Debt freedom, debt relief
I haven’t talked a lot on Pocketmint about getting out of consumer debt, in part because our own climb out of the credit-card debt pit is now some years in the past, and so less on my mind. Also because I’m not sure I have any ‘how-to’ wisdom that hasn’t been said multiple times by every other personal finance writer on the planet.
But there’s one thing that I think cannot be said often enough, and that’s “Becoming debt-free is worth the effort.”
My partner Jak wrote last week on his personal blog about his (successful) attempt this past year to lose 35 pounds. This was after several years of exercise regimens and category-based diets (low-fat, low-carb) had failed to produce the desired results.
What made this effort different was simply that he started counting calories every day and staying, mostly, under a predefined limit. He became minutely aware of what he was putting into his mouth every day, and then he started to control what he ate.
In our conversations around the subject I’ve been struck by how attached Jak has become to both that awareness and that control. Now when he talks about tracking his food he becomes intensely animated. The very action that he most resisted is now a central source of both security and pride.
I’m exactly the same way about our personal finances.

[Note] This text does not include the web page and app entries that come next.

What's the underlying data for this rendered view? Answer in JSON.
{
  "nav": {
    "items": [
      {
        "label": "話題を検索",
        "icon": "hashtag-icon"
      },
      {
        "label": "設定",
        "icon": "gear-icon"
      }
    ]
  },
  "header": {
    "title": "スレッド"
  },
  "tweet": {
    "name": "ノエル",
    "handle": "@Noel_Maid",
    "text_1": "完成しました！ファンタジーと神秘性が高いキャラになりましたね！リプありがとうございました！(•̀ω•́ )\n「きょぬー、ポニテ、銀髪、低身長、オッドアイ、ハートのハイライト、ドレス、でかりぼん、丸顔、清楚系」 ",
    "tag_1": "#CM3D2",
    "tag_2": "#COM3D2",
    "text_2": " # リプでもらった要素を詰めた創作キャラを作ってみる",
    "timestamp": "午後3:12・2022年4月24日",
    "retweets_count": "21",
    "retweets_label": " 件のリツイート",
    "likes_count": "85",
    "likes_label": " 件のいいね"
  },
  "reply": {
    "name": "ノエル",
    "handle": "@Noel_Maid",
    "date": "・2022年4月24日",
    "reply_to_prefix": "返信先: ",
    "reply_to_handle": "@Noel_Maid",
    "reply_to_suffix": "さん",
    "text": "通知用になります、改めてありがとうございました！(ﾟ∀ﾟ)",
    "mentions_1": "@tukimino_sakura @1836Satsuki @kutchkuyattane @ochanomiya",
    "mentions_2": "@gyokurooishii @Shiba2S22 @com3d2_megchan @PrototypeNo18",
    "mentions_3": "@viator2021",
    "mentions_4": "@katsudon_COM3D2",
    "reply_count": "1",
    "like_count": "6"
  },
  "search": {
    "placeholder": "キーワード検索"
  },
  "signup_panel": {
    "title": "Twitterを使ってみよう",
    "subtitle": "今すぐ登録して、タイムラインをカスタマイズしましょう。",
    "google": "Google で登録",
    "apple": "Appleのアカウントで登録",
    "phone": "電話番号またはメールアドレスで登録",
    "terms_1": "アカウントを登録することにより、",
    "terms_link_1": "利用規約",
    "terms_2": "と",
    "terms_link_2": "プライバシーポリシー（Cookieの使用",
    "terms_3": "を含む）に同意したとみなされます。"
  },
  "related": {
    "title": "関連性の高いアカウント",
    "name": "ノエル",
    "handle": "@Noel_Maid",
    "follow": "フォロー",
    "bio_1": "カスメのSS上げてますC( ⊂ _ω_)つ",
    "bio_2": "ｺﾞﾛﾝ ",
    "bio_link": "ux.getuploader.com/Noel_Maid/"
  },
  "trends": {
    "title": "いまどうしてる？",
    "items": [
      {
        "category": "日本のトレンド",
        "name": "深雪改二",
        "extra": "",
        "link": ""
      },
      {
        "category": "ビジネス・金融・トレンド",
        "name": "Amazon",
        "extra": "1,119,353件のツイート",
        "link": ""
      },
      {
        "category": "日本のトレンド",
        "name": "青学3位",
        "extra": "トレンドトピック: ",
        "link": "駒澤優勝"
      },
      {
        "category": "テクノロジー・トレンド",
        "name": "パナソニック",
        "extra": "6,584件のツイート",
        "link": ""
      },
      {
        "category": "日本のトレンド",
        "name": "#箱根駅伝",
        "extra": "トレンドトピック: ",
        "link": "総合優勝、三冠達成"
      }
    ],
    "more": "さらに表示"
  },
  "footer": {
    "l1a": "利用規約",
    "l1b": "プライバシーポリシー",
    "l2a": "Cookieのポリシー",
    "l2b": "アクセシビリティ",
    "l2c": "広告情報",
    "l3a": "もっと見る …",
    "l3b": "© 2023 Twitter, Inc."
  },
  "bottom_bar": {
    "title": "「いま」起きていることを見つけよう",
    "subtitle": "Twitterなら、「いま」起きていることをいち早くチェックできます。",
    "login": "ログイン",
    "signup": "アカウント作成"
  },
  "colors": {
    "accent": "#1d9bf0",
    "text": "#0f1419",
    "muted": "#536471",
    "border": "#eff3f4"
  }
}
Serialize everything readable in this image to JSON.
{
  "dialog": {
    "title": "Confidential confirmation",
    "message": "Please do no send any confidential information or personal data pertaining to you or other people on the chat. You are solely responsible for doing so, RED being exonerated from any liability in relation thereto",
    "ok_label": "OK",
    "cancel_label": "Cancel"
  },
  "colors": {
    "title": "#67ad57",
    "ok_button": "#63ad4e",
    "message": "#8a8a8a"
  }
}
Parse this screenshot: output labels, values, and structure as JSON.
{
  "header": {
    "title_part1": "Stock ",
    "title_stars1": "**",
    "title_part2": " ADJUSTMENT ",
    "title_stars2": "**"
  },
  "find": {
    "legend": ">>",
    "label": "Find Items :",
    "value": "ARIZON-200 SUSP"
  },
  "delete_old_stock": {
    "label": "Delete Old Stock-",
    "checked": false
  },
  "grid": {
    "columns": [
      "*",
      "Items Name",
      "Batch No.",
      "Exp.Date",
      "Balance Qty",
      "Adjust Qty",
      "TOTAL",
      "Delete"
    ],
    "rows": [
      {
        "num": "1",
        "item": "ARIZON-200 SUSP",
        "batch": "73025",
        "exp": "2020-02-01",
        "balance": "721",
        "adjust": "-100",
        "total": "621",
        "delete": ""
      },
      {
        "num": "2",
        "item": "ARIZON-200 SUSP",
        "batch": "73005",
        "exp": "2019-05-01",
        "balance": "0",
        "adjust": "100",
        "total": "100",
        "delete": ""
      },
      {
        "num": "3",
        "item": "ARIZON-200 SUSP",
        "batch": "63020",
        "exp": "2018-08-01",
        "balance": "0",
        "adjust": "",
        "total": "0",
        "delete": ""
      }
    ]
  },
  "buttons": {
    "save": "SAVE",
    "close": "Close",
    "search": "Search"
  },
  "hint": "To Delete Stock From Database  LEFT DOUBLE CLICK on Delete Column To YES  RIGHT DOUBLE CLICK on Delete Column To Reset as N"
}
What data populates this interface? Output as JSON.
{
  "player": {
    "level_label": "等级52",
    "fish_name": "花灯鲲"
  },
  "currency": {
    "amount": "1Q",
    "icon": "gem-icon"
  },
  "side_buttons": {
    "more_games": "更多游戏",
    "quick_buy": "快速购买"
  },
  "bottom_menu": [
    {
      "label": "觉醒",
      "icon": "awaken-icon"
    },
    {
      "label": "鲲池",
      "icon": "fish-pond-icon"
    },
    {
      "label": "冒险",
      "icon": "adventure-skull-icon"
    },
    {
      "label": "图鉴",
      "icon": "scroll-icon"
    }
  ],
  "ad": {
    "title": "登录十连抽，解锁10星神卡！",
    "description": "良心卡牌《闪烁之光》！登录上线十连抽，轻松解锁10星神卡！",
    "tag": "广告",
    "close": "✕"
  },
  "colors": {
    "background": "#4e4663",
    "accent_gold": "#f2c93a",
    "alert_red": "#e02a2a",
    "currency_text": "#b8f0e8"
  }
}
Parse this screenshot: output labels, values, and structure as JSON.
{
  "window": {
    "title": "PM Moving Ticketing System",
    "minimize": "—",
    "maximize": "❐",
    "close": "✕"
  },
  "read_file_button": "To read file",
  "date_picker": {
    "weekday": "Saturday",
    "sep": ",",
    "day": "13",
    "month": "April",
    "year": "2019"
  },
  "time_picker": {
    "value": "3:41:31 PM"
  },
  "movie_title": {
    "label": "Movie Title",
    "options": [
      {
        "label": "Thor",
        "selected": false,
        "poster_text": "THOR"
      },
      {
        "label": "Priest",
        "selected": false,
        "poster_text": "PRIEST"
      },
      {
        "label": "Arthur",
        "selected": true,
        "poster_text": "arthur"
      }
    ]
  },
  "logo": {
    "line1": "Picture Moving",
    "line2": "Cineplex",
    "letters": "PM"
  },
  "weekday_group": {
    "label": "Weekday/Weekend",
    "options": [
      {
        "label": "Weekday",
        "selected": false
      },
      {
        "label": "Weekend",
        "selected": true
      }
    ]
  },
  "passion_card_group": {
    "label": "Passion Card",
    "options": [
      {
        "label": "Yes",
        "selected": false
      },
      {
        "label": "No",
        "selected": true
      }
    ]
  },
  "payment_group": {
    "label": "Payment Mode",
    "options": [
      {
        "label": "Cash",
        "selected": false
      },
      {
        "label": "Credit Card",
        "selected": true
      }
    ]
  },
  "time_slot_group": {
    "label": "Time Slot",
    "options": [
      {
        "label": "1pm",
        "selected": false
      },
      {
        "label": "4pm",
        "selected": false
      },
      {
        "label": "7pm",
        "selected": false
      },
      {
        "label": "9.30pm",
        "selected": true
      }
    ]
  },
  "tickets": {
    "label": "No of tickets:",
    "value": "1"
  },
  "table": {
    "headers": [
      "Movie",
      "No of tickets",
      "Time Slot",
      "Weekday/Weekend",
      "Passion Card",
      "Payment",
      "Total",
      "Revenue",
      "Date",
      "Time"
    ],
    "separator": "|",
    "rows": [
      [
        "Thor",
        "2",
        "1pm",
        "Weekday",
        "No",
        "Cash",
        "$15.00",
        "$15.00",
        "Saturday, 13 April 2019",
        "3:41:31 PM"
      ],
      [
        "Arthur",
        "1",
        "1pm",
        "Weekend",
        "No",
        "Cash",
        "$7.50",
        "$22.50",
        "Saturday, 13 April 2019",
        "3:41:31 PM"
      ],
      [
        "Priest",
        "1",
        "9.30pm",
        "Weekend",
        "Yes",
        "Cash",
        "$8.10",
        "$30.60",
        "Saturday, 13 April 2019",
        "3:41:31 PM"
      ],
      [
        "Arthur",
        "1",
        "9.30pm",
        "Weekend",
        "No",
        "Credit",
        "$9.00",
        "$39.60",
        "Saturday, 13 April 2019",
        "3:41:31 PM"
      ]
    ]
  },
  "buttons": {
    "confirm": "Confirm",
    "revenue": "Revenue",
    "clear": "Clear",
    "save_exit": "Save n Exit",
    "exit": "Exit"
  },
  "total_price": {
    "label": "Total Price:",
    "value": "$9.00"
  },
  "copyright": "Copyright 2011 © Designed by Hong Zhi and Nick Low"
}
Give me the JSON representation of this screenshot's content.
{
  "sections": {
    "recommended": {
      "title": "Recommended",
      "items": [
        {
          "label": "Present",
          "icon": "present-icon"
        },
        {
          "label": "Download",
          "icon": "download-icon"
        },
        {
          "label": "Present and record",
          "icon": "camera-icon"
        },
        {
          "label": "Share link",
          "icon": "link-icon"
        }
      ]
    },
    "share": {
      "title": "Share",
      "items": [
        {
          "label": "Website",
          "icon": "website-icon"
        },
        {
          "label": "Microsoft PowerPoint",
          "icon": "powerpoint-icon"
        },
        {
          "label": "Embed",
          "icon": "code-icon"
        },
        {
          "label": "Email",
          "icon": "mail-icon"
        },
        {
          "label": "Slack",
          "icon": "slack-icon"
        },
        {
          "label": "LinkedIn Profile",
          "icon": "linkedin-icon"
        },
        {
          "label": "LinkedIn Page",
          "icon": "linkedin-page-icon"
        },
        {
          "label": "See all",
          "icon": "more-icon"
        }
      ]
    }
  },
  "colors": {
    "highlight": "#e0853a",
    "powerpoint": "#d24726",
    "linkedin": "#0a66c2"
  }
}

The knowledge of debt hangs over you like a stygian storm cloud that threatens to break and soak you to the bone at any moment. It’s gigantic and looming and entirely beyond your control. You might try to put your head down and focus only on the ground in front of you, but you can’t see much because somewhere above, that ink-black umbra is eating up your light.
When I was carrying debt, I avoided thinking about money as much as possible. I didn’t keep track of how much was coming in or going out. I dreaded paying bills and often put them off until the very last minute. Occasionally I put them out of my mind so effectively that I missed the due date and incurred a late fee.
Would you believe that now not only do I pay bills the day they come in the door (or the email inbox), but I enjoy doing it? It’s true. I haven’t been charged a late fee for anything in years. I keep a spreadsheet of our total financial picture and update it once a week — not because I need to, but because I like it.
Emotionally, paying off your debt is almost magical — like pulling that storm cloud out of the sky and holding it, tiny and damp, in the palm of your hand. You feel powerful, and safe, and free. Everything in your life becomes brighter and easier once it’s gone.
First, awareness. Then, control.
Getting started can be hard. But I promise you it’s worth it.